When the Berlin Wall fell 30 years ago this month, more than a few experts predicted the end of history: Communism was dead and democracy triumphant.

Now U.S. power would remake the world, which would come to look a lot like America. George H.W. Bush famously called for a “new world order” of “open borders, open trade and . . . open minds,” a new era of international peace and harmony, all to be achieved by American exertion.

But history refused to end. Russia and China conspicuously pursued their own agendas and, in other regions and other places, ancient rivalries flared. None of this stopped American policy makers from pursuing their new global order. All these years later, we are living with the results: the longest war in American history, in Afghanistan; trillions of American dollars expended on failed nation-building; exhaustion at home, aimlessness abroad; and a newly dangerous world.

It’s time for a new departure. The effort to remake the world from Washington has run aground. Now a new strategy abroad must protect American interests and meet American needs by prioritizing the people who sustain America: the middle and working class.

Ours is a middle-class republic, the first of its kind, and we need a foreign policy that protects the prosperity and security of our working people. This is America’s enduring national interest: to preserve, protect and defend our unique way of democracy.

To pursue that interest, America must prevent any one nation from dominating or dictating to us in any key region of the globe. To secure the prosperity of our people and sustain the political and economic independence of our middle class, we need to be free to trade and engage with other nations on free and equal terms.

American foreign policy should be built on preserving our independence and preventing domination by others. That doesn’t mean America needs to be the globe’s policeman or create a world of democracies. Neither of these approaches, sometimes advocated by liberals and sometimes by conservatives, is realistic, and neither is necessary.

We need instead to prevent any other nation from becoming a hegemon?and that brings us to China. While American policy makers have embroiled this nation in multiple Mideast wars, China has steadily built its strength, its economy and its military?all at American expense. For years China has been stealing American jobs and intellectual property, abusing the international trade system. Now it is militarizing the South China Sea and preparing to project its power across the Asia-Pacific region.

China’s expansionist moves are a direct threat to American security. Beijing’s aim is nothing short of domination?first of the region, then of the world. The Asia-Pacific is critical to the prosperity of American farmers, manufacturers and consumers. We can’t afford to be shut out in the years to come, nor can we afford to be reduced to begging Beijing for terms.

China has shown its desire for domination in Hong Kong, where it ruthlessly suppresses its own people and seeks to strip them of their liberties, including the protections of the rule of law. It has betrayed its eagerness to impose authoritarian principles on America in its coercion of the National Basketball Association and other U.S. companies doing business in China. Those are previews of coming attractions if America doesn’t change course.

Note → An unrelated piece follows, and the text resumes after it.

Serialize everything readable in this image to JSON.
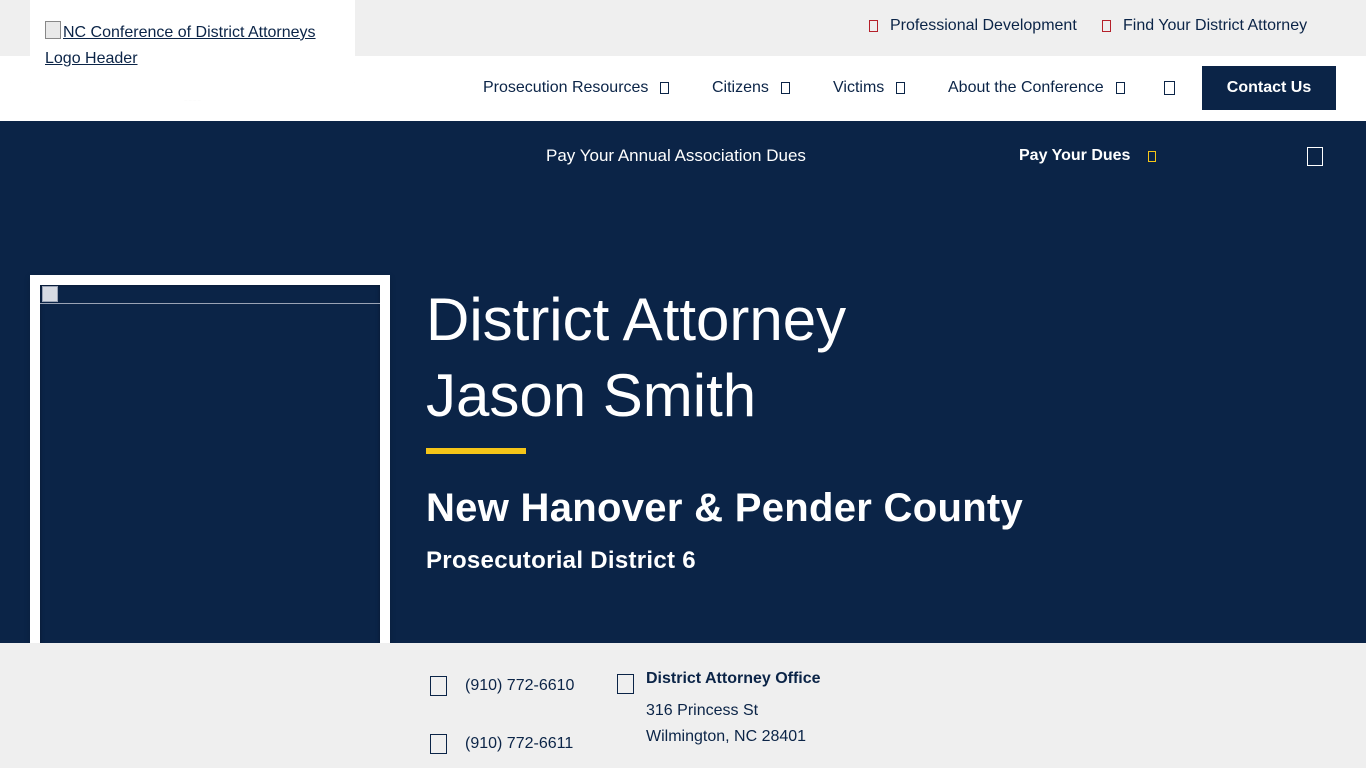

At this critical juncture, we must abandon the attempt to remake the world and focus on the threat from Beijing. China is not yet so strong that its bid for dominance can’t be resisted. But time is not on our side. Our aim must be to prevent a conflict while securing American prosperity and safety.

We can begin by bringing to a close the “forever wars” in other theaters and redirecting our military’s attention to the Asia-Pacific. There we must forge new alliances and strengthen partnerships to counter China’s threat. We must be prepared to use all the tools at our disposal, including trade and other economic levers, to protect U.S. interests.

In Europe, we must expect our allies to do more for their own defense and to counter a resurgent Russia. And everywhere, in every region, we must ask whether our actions are contributing to the great task of this era, resisting hegemony in the Asia-Pacific.

For most of our history, America didn’t aspire to run the world. We aimed to prevent domination by others, to safeguard our independence, and to make the international order safe for our democratic way of life. These are ambitious aims, and they must again be ours today. The security of our people, and the fate of our republican experiment, depend on it.

Mr. Hawley, a Republican, is a U.S. senator from Missouri.